Use targets. That's exactly what they are for.
Learn more about the concept of targets here.
Typically, the majority of projects have a single Target, which corresponds to one product/application. If you define multiple targets, you can:
- include some of your source code files (or maybe all) in both targets, some in one target and some in the other
- you can play with Build Settings to compile the two targets using different settings.
For example you may define Precompiler Macros for one target and other macros for the other (let's say
OTHER_C_FLAGS = -DPREMIUM in target "PremiumVersion" and
OTHER_C_FLAGS = -DLITE to define the
LITE macro in the "LiteVersion" target) and then include similar code in your source:
// This code will only be compiled if the PREMIUM macro is defined
// namely only when you compile the "PremiumVersion" target
.... // do real stuff
// This code will only be compiled if the PREMIUM macro is NOT defined
// namely when you compile the "LiteVersion" target
[[[[UIAlertView alloc] initWithTitle:@"Only for premium"

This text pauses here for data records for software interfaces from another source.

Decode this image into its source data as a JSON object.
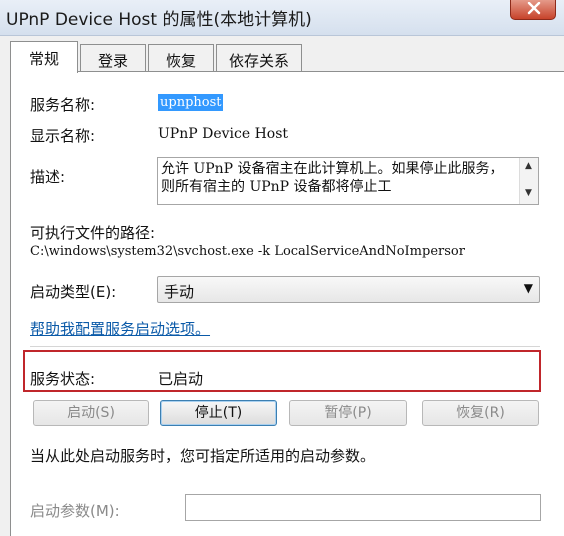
{
  "window": {
    "title": "UPnP Device Host 的属性(本地计算机)"
  },
  "tabs": [
    {
      "label": "常规",
      "active": true
    },
    {
      "label": "登录",
      "active": false
    },
    {
      "label": "恢复",
      "active": false
    },
    {
      "label": "依存关系",
      "active": false
    }
  ],
  "general": {
    "service_name_label": "服务名称:",
    "service_name_value": "upnphost",
    "display_name_label": "显示名称:",
    "display_name_value": "UPnP Device Host",
    "description_label": "描述:",
    "description_text": "允许 UPnP 设备宿主在此计算机上。如果停止此服务，则所有宿主的 UPnP 设备都将停止工",
    "exe_path_label": "可执行文件的路径:",
    "exe_path_value": "C:\\windows\\system32\\svchost.exe -k LocalServiceAndNoImpersor",
    "startup_type_label": "启动类型(E):",
    "startup_type_value": "手动",
    "help_link": "帮助我配置服务启动选项。",
    "status_label": "服务状态:",
    "status_value": "已启动",
    "buttons": {
      "start": "启动(S)",
      "stop": "停止(T)",
      "pause": "暂停(P)",
      "resume": "恢复(R)"
    },
    "start_params_hint": "当从此处启动服务时，您可指定所适用的启动参数。",
    "start_params_label": "启动参数(M):",
    "start_params_value": ""
  },
  "colors": {
    "highlight_frame": "#c0262b",
    "selection": "#3399ff",
    "link": "#0b5aa8"
  }
}
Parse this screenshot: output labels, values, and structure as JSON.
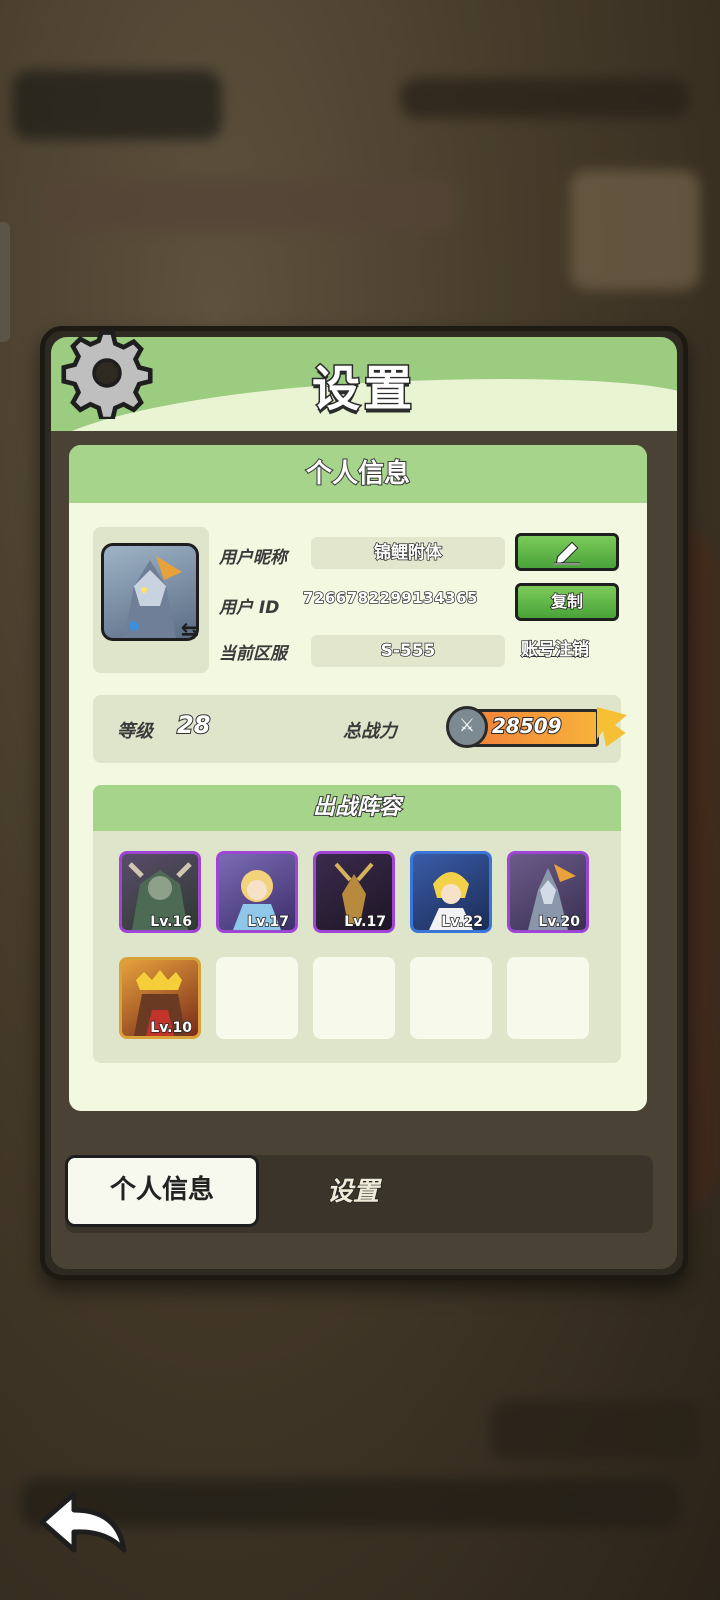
{
  "dialog": {
    "title": "设置",
    "card_title": "个人信息",
    "profile": {
      "nickname_label": "用户昵称",
      "nickname": "锦鲤附体",
      "id_label": "用户  ID",
      "user_id": "7266782299134365",
      "server_label": "当前区服",
      "server": "S-555",
      "copy_label": "复制",
      "cancel_account_label": "账号注销"
    },
    "stats": {
      "level_label": "等级",
      "level": "28",
      "power_label": "总战力",
      "power": "28509"
    },
    "lineup": {
      "title": "出战阵容",
      "heroes": [
        {
          "level": "Lv.16",
          "rarity_color": "#9f45d6"
        },
        {
          "level": "Lv.17",
          "rarity_color": "#9f45d6"
        },
        {
          "level": "Lv.17",
          "rarity_color": "#9f45d6"
        },
        {
          "level": "Lv.22",
          "rarity_color": "#3a76d8"
        },
        {
          "level": "Lv.20",
          "rarity_color": "#9f45d6"
        },
        {
          "level": "Lv.10",
          "rarity_color": "#d9a23a"
        }
      ]
    },
    "tabs": [
      {
        "label": "个人信息",
        "active": true
      },
      {
        "label": "设置",
        "active": false
      }
    ]
  },
  "icons": {
    "settings": "gear-icon",
    "edit": "pencil-icon",
    "swap": "swap-arrows-icon",
    "power": "crossed-swords-icon",
    "back": "back-arrow-icon"
  }
}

message:@"Sorry, this feature is reserved for premium users. Go buy the premium version on the AppStore!"
otherButtonTitles:@"Go buy it!",nil]